John Hampton, KPMG professor of business, specializing in enterprise risk management, discussed the perceived problem with Business Insurance Europe during the conference.
Mr. Hampton has championed the enterprise-wide cause for years and confirmed that many U.S. risk managers remain frustrated about their inability to convince the so-called C-Suite board managers of the needs for a more holistic approach to risk.
He also confirmed what many readers of BIE have expressed of latethe perception that enterprise-wide risk management appears to be more advanced in Europe than it is in the United States.
But is the risk management profession really that different in the United States to Europe? Is it possible to say that one community is more sophisticated than the other and crucially what can they learn from each other?
The first point to remember when discussing this recurring pan-Atlantic debate is that there are far more similarities between risk management on both sides of the pond than differences.
All risk managers, regardless of where they are based and what their employer does, have the core goal of corporate asset protection.
To protect the crown jewels, risk managers identify the key risks, measure them, manage them and then work out what and how much can and should be transferred, depending upon the risk appetite of the corporation.
Also, the underlying risks faced by risk managers are the same.
Risk managers in Europe and the United States face the same basic insurable property and liability risks and wider business risks such as supply chain, business continuity,
reputational risk and the like.
The fundamentals are, therefore, not that different, the wrinkles really begin to emerge when you consider the wider social, economic, political, legal and even cultural differences between the United States and Europe.
I would suggest that there are three main factors in this regard.
First, there is the legal system.
U.S. risk managers need to spend much more time worrying about being sued because of the litigious U.S. system and, therefore, tactical, defensive liability strategies are much more important than in Europe.
Second, there is business culture.
U.S. risk managers do not have to worry too much about cross-state cultural differences.
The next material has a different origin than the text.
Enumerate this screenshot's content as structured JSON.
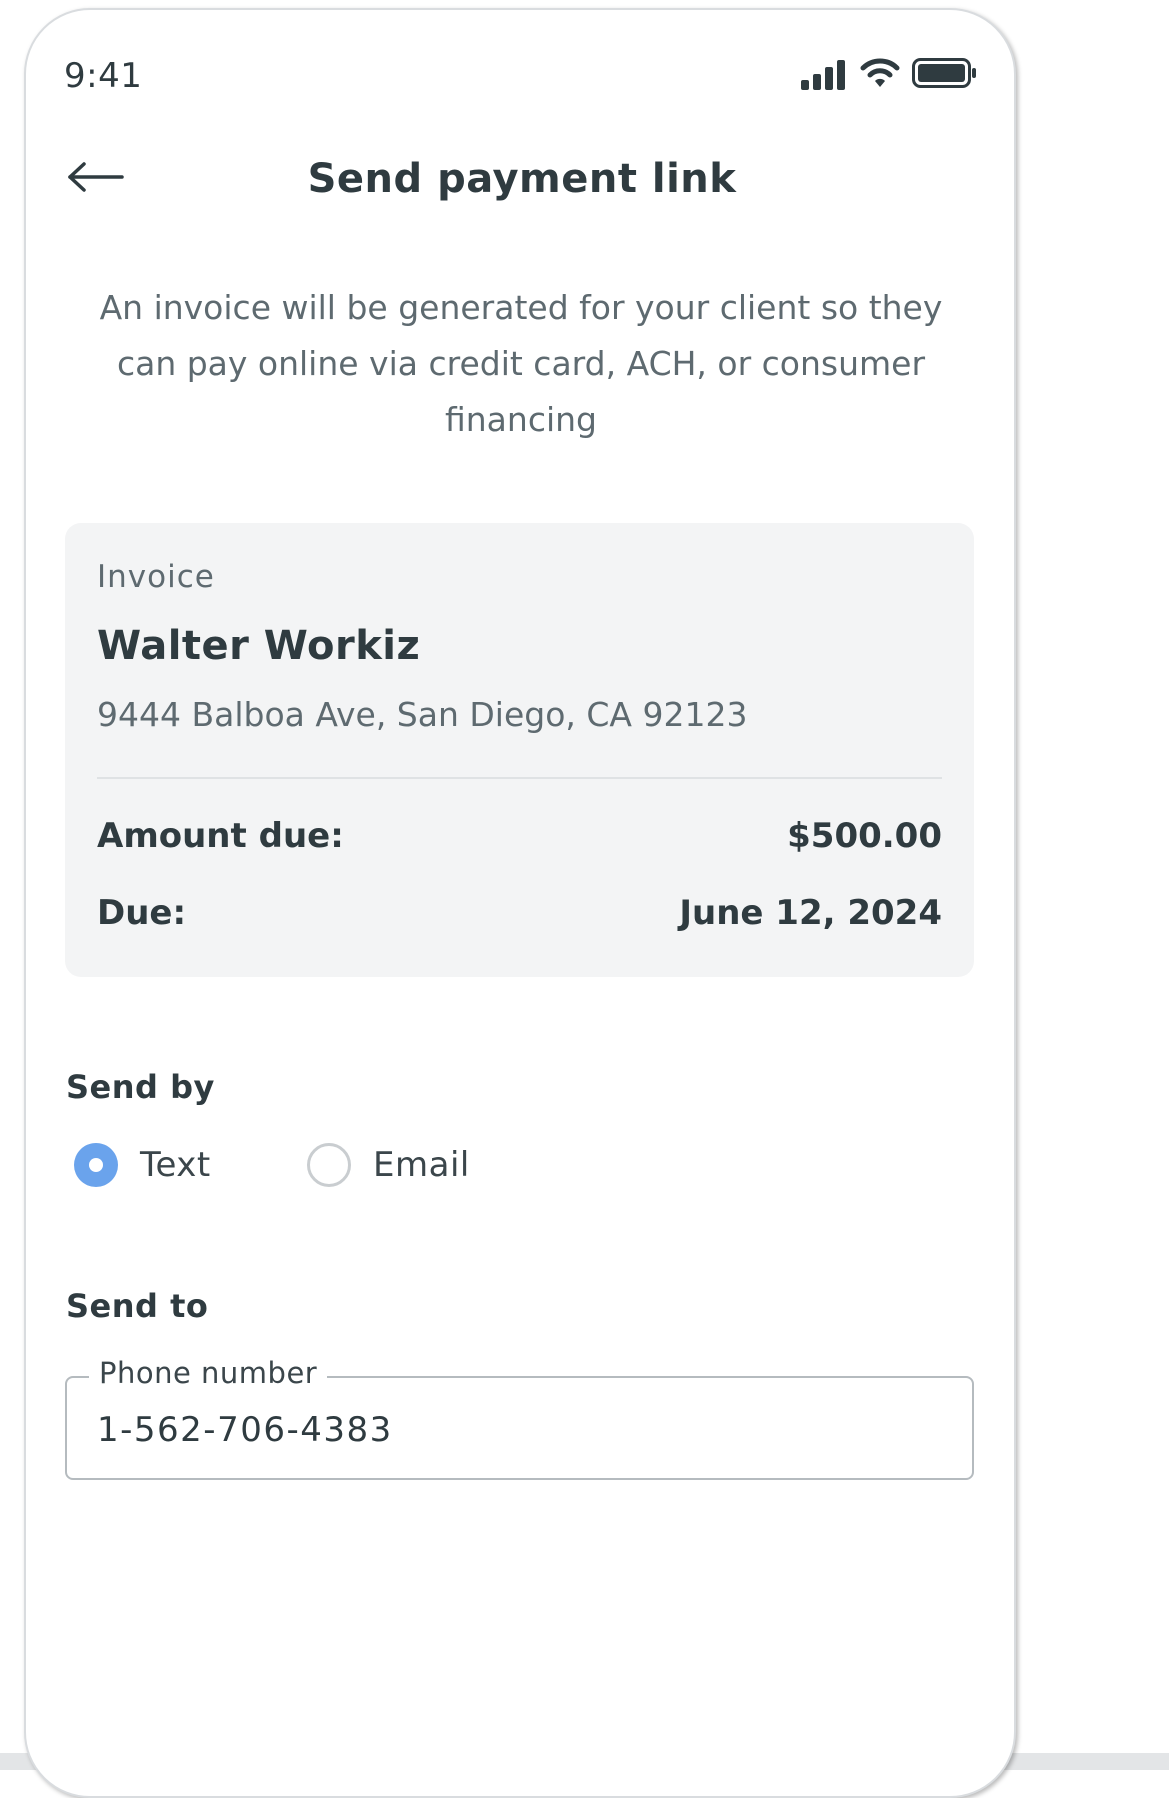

Europeans have always had to worry about cross-border differences in language, business culture and ethics and the like and have a longer tradition of working outside of Europe in other continents such as Africa and Asia too.
European business has always had to spend more time worrying about cross-border integration and supply issues that demand a bigger picture approach.
Third there is regulation.
The United States has a much more rules-based approach to regulation than Europe, which generally prefers a looser, principles approach.
Virtually all Europeans moan about the volume of new rules that emanate from the European Commission. But the reality is that most of the directives are top-level "directions," not detailed lists of tick boxes.
For these big environmental reasons, it is, therefore, arguable that U.S. risk managers will, inevitably, have to take a more tactical, tick-box approach to risk management, just as European risk managers have to take a more strategic approach.
Thus U.S. risk managers should probably not beat themselves up too much if they are not as far ahead with enterprise-wide risk management as their colleagues in Europe who are possibly more sophisticated, simply because they have to be.
It follows from this that, if U.S. risk managers, really want to catch up with their European counterparts, then they will need some help from their judiciary, the Securities and Exchange Commission and Capitol Hill and that is a big task.